April 11, 2013
Though Our Brains Are Different, They Respond To Music In The Same Way
Brett Smith for redOrbit.com - Your Universe Online
Music is everywhere in modern life, from retail stores to subway stations, and a new study suggests why it is able to bring so many people together. According to researchers, it´s because music has the power to affect different brains in the same way.
In a new report in the“¯European Journal of Neuroscience, Stanford scientists describe how they were able to use magnetic resonance imaging (MRI) to identify remarkably similar brain activity patterns among study participants as they listened to unfamiliar classical music.
"We spend a lot of time listening to music — often in groups, and often in conjunction with synchronized movement and dance," said senior author Vinod Menon, a professor of psychiatry and behavioral sciences at Stanford.
"Here, we've shown for the first time that despite our individual differences in musical experiences and preferences, classical music elicits a highly consistent pattern of activity across individuals in several brain structures including those involved in movement planning, memory and attention."
To isolate music, not language, as the primary stimulus, the research group used classical music without lyrics. The researchers also chose music that was unfamiliar to participants in an attempt to eliminate any previous biases or potential memories that might be elicited by hearing a certain song.
The study included 17 participants, nine men and eight women, who had little or no musical training. All of the participants were right-handed since left-handed people´s brains tend to diverge from the conventional maps of brain structures that are based on studies of right-handed persons.

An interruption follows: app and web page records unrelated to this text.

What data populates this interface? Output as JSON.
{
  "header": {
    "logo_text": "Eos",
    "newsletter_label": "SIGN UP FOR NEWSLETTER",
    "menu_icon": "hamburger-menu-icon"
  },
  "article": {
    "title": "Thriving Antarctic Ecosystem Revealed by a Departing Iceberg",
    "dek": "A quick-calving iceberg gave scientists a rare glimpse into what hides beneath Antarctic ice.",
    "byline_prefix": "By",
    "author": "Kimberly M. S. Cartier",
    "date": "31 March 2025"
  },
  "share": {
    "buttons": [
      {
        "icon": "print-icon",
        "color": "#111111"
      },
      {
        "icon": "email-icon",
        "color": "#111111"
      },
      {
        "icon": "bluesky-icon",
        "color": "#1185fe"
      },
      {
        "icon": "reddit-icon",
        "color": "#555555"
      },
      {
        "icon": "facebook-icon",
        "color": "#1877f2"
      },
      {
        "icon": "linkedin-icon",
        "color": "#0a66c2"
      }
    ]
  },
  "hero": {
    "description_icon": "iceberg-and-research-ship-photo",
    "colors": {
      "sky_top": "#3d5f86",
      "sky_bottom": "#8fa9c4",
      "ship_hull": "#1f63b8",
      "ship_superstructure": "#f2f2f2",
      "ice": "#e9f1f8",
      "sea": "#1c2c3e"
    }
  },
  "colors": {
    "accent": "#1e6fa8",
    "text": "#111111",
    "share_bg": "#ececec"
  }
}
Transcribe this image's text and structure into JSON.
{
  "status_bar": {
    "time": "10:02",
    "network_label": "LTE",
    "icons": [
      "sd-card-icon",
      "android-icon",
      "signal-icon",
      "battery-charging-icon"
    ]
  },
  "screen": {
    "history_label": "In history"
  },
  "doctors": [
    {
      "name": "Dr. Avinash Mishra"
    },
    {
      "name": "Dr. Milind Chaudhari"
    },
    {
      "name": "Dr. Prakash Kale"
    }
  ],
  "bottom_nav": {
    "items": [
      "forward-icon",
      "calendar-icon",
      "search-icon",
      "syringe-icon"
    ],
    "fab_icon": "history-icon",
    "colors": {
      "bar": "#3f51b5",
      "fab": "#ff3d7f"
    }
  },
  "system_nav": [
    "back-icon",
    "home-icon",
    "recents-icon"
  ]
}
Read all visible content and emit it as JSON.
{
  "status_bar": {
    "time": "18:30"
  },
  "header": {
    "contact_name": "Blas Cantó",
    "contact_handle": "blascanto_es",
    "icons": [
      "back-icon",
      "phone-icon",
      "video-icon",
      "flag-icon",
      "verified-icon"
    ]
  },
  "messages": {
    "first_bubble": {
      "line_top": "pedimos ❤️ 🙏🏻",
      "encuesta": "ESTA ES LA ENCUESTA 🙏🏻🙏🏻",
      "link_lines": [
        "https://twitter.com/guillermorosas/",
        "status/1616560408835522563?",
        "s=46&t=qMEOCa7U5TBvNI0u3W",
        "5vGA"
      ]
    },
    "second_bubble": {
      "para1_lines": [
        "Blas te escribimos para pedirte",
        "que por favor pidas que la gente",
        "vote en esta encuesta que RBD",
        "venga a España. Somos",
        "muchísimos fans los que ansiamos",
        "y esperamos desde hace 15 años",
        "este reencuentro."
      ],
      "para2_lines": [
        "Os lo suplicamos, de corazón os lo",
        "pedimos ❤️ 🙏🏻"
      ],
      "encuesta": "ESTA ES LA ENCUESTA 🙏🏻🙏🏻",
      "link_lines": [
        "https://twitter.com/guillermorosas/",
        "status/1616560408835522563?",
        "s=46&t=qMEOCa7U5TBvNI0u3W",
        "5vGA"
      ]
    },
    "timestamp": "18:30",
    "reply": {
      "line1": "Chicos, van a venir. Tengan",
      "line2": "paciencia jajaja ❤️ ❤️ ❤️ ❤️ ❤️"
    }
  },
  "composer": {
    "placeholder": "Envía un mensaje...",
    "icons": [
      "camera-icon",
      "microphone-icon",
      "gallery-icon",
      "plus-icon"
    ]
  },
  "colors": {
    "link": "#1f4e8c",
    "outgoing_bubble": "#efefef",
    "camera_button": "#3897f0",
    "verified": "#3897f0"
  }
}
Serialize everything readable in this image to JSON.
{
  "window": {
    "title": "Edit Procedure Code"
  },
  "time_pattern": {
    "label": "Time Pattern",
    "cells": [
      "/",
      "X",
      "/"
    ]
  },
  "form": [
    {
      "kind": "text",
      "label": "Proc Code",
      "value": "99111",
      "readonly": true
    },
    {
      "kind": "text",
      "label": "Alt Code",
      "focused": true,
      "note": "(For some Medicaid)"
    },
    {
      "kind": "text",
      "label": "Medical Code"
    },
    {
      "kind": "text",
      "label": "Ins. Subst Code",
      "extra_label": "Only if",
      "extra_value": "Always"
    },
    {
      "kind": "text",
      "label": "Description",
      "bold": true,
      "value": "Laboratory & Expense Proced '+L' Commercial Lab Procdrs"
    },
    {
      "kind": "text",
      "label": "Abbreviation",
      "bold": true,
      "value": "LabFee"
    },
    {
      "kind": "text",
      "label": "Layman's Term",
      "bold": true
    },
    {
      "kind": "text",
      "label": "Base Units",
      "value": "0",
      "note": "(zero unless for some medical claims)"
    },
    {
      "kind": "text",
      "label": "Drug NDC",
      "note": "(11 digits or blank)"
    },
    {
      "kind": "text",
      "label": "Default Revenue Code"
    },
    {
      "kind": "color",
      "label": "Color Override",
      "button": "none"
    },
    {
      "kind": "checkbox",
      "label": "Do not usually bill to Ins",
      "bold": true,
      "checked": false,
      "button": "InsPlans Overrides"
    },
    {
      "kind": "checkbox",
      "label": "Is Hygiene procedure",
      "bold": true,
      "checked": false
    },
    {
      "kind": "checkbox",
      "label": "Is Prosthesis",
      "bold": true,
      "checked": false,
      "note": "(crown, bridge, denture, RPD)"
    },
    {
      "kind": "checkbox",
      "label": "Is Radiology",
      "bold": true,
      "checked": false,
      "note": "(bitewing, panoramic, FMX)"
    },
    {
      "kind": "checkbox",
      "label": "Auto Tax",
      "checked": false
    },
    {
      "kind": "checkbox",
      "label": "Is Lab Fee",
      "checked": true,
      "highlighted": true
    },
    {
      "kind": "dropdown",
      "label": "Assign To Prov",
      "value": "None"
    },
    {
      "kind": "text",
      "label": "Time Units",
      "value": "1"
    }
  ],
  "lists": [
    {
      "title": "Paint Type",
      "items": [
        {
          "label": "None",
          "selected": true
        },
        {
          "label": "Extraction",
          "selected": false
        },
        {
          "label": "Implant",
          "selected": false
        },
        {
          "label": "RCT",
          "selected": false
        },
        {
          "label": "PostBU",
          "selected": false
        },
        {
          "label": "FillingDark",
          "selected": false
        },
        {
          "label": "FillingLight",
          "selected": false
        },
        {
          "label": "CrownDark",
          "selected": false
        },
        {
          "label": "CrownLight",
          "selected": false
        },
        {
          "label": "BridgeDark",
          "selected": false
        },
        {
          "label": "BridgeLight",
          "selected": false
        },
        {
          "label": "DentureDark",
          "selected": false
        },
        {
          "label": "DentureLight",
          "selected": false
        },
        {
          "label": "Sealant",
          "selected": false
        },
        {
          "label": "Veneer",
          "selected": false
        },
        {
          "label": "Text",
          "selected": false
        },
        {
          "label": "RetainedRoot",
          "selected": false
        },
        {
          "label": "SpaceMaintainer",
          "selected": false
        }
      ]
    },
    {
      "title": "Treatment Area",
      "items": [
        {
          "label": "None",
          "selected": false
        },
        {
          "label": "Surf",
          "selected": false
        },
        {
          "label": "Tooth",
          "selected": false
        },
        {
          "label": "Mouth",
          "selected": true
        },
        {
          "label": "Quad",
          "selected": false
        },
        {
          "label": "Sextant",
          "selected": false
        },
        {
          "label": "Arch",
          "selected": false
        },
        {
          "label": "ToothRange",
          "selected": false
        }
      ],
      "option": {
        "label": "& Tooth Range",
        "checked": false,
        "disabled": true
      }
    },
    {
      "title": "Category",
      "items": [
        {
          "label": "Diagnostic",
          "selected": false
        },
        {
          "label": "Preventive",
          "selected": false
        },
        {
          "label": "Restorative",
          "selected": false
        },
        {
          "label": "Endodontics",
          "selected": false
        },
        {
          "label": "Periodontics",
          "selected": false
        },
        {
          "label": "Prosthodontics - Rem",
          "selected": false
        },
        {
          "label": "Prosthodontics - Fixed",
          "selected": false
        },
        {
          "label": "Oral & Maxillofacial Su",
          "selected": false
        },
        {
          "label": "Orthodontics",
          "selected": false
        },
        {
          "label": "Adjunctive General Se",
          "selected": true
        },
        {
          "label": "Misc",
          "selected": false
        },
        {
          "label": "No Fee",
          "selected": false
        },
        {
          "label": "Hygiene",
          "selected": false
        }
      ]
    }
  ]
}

While listening to the classical music through headphones, participants kept their heads in a fixed position within the MRI chamber, allowing their brains to be scanned for over nine minutes. During the scanning, participants listened to two different kinds of "pseudo-musical” stimuli. One stimulus had the classical music´s rhythm element removed, while the other stimulus kept the classical piece´s rhythm but removed its melodic and harmonic elements.
The team found that activity levels in several brain regions responded similarly across different individuals who were exposed to the same musical stimuli. The pseudo-music produced either a subtle response or no response in these same brain regions.
Some of the more active brain structures included the right-brain complements of two significant structures in the left-brain — the so-called Broca´s and Geschwind's areas, which are known to be vital for language understanding.
"These right-hemisphere brain areas track non-linguistic stimuli such as music in the same way that the left hemisphere tracks linguistic sequences," Menon explained.
The researchers also found significant activity in the motor-planning centers of the brain in response to music when compared with pseudo-music stimuli. This finding suggests that our brains react naturally to music by prepping for movements that often accompany music listening such as dancing, singing or clapping. Thus similar brain activity also makes it more likely that our movements can be socially coordinated.
"Our method can be extended to a number of research domains that involve interpersonal communication. We are particularly interested in language and social communication in autism," Menon said. "Do children with autism listen to speech the same way as typically developing children? If not, how are they processing information differently? Which brain regions are out of sync?"